# Required work
An exact repetition of the records is required. Leave nothing out.

Content starts

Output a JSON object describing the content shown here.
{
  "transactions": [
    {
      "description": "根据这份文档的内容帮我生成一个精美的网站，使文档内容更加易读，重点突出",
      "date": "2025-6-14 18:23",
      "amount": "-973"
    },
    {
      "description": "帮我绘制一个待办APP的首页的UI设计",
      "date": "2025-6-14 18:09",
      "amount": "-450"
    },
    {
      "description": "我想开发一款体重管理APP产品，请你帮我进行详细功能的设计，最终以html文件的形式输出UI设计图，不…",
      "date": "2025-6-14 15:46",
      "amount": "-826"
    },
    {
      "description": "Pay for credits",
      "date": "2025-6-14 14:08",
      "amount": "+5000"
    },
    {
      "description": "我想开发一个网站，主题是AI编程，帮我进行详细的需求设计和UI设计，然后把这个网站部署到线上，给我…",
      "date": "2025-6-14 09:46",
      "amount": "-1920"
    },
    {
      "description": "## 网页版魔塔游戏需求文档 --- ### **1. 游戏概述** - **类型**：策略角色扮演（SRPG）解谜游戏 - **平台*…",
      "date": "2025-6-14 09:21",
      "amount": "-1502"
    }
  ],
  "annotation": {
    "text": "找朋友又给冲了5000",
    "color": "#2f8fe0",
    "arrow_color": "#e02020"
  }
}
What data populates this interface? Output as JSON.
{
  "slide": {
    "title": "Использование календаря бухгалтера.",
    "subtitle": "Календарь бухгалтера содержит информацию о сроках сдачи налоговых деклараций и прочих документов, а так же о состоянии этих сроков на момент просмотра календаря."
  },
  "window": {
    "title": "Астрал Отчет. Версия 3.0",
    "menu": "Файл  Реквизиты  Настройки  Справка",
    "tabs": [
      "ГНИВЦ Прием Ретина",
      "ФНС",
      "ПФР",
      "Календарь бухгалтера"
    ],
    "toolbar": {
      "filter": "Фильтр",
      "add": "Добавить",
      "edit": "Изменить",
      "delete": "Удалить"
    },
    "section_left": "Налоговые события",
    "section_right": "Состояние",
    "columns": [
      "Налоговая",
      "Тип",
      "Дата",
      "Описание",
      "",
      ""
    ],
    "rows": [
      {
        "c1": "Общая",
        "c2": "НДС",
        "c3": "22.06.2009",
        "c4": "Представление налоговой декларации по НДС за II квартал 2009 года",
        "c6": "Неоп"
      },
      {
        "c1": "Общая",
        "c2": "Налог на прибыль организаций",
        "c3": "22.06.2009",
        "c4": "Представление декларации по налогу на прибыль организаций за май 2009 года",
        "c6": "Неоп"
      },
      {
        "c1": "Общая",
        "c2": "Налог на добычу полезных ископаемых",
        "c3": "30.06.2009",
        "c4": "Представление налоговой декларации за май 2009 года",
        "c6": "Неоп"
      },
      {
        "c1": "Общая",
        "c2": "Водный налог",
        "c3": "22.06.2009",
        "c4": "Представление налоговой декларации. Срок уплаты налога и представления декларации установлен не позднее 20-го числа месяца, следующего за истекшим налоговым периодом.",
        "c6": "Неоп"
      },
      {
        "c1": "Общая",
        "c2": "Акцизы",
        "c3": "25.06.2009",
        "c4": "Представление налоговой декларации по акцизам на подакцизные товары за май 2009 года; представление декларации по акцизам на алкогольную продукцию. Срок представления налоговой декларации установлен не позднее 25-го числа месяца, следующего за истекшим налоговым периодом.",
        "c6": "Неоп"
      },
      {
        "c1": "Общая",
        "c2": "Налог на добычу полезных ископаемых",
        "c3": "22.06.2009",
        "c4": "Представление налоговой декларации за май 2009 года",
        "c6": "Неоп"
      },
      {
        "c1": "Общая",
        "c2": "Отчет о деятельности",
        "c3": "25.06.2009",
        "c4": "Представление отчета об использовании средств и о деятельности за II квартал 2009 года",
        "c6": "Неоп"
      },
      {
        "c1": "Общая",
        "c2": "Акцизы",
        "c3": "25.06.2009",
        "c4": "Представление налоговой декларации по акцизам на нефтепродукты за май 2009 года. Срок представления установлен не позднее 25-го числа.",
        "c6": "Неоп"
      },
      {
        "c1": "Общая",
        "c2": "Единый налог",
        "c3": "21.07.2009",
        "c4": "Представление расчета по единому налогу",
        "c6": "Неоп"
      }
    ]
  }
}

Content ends

# Written response
Output a JSON object describing the content shown here.
{
  "transactions": [
    {
      "description": "根据这份文档的内容帮我生成一个精美的网站，使文档内容更加易读，重点突出",
      "date": "2025-6-14 18:23",
      "amount": "-973"
    },
    {
      "description": "帮我绘制一个待办APP的首页的UI设计",
      "date": "2025-6-14 18:09",
      "amount": "-450"
    },
    {
      "description": "我想开发一款体重管理APP产品，请你帮我进行详细功能的设计，最终以html文件的形式输出UI设计图，不…",
      "date": "2025-6-14 15:46",
      "amount": "-826"
    },
    {
      "description": "Pay for credits",
      "date": "2025-6-14 14:08",
      "amount": "+5000"
    },
    {
      "description": "我想开发一个网站，主题是AI编程，帮我进行详细的需求设计和UI设计，然后把这个网站部署到线上，给我…",
      "date": "2025-6-14 09:46",
      "amount": "-1920"
    },
    {
      "description": "## 网页版魔塔游戏需求文档 --- ### **1. 游戏概述** - **类型**：策略角色扮演（SRPG）解谜游戏 - **平台*…",
      "date": "2025-6-14 09:21",
      "amount": "-1502"
    }
  ],
  "annotation": {
    "text": "找朋友又给冲了5000",
    "color": "#2f8fe0",
    "arrow_color": "#e02020"
  }
}
What data populates this interface? Output as JSON.
{
  "slide": {
    "title": "Использование календаря бухгалтера.",
    "subtitle": "Календарь бухгалтера содержит информацию о сроках сдачи налоговых деклараций и прочих документов, а так же о состоянии этих сроков на момент просмотра календаря."
  },
  "window": {
    "title": "Астрал Отчет. Версия 3.0",
    "menu": "Файл  Реквизиты  Настройки  Справка",
    "tabs": [
      "ГНИВЦ Прием Ретина",
      "ФНС",
      "ПФР",
      "Календарь бухгалтера"
    ],
    "toolbar": {
      "filter": "Фильтр",
      "add": "Добавить",
      "edit": "Изменить",
      "delete": "Удалить"
    },
    "section_left": "Налоговые события",
    "section_right": "Состояние",
    "columns": [
      "Налоговая",
      "Тип",
      "Дата",
      "Описание",
      "",
      ""
    ],
    "rows": [
      {
        "c1": "Общая",
        "c2": "НДС",
        "c3": "22.06.2009",
        "c4": "Представление налоговой декларации по НДС за II квартал 2009 года",
        "c6": "Неоп"
      },
      {
        "c1": "Общая",
        "c2": "Налог на прибыль организаций",
        "c3": "22.06.2009",
        "c4": "Представление декларации по налогу на прибыль организаций за май 2009 года",
        "c6": "Неоп"
      },
      {
        "c1": "Общая",
        "c2": "Налог на добычу полезных ископаемых",
        "c3": "30.06.2009",
        "c4": "Представление налоговой декларации за май 2009 года",
        "c6": "Неоп"
      },
      {
        "c1": "Общая",
        "c2": "Водный налог",
        "c3": "22.06.2009",
        "c4": "Представление налоговой декларации. Срок уплаты налога и представления декларации установлен не позднее 20-го числа месяца, следующего за истекшим налоговым периодом.",
        "c6": "Неоп"
      },
      {
        "c1": "Общая",
        "c2": "Акцизы",
        "c3": "25.06.2009",
        "c4": "Представление налоговой декларации по акцизам на подакцизные товары за май 2009 года; представление декларации по акцизам на алкогольную продукцию. Срок представления налоговой декларации установлен не позднее 25-го числа месяца, следующего за истекшим налоговым периодом.",
        "c6": "Неоп"
      },
      {
        "c1": "Общая",
        "c2": "Налог на добычу полезных ископаемых",
        "c3": "22.06.2009",
        "c4": "Представление налоговой декларации за май 2009 года",
        "c6": "Неоп"
      },
      {
        "c1": "Общая",
        "c2": "Отчет о деятельности",
        "c3": "25.06.2009",
        "c4": "Представление отчета об использовании средств и о деятельности за II квартал 2009 года",
        "c6": "Неоп"
      },
      {
        "c1": "Общая",
        "c2": "Акцизы",
        "c3": "25.06.2009",
        "c4": "Представление налоговой декларации по акцизам на нефтепродукты за май 2009 года. Срок представления установлен не позднее 25-го числа.",
        "c6": "Неоп"
      },
      {
        "c1": "Общая",
        "c2": "Единый налог",
        "c3": "21.07.2009",
        "c4": "Представление расчета по единому налогу",
        "c6": "Неоп"
      }
    ]
  }
}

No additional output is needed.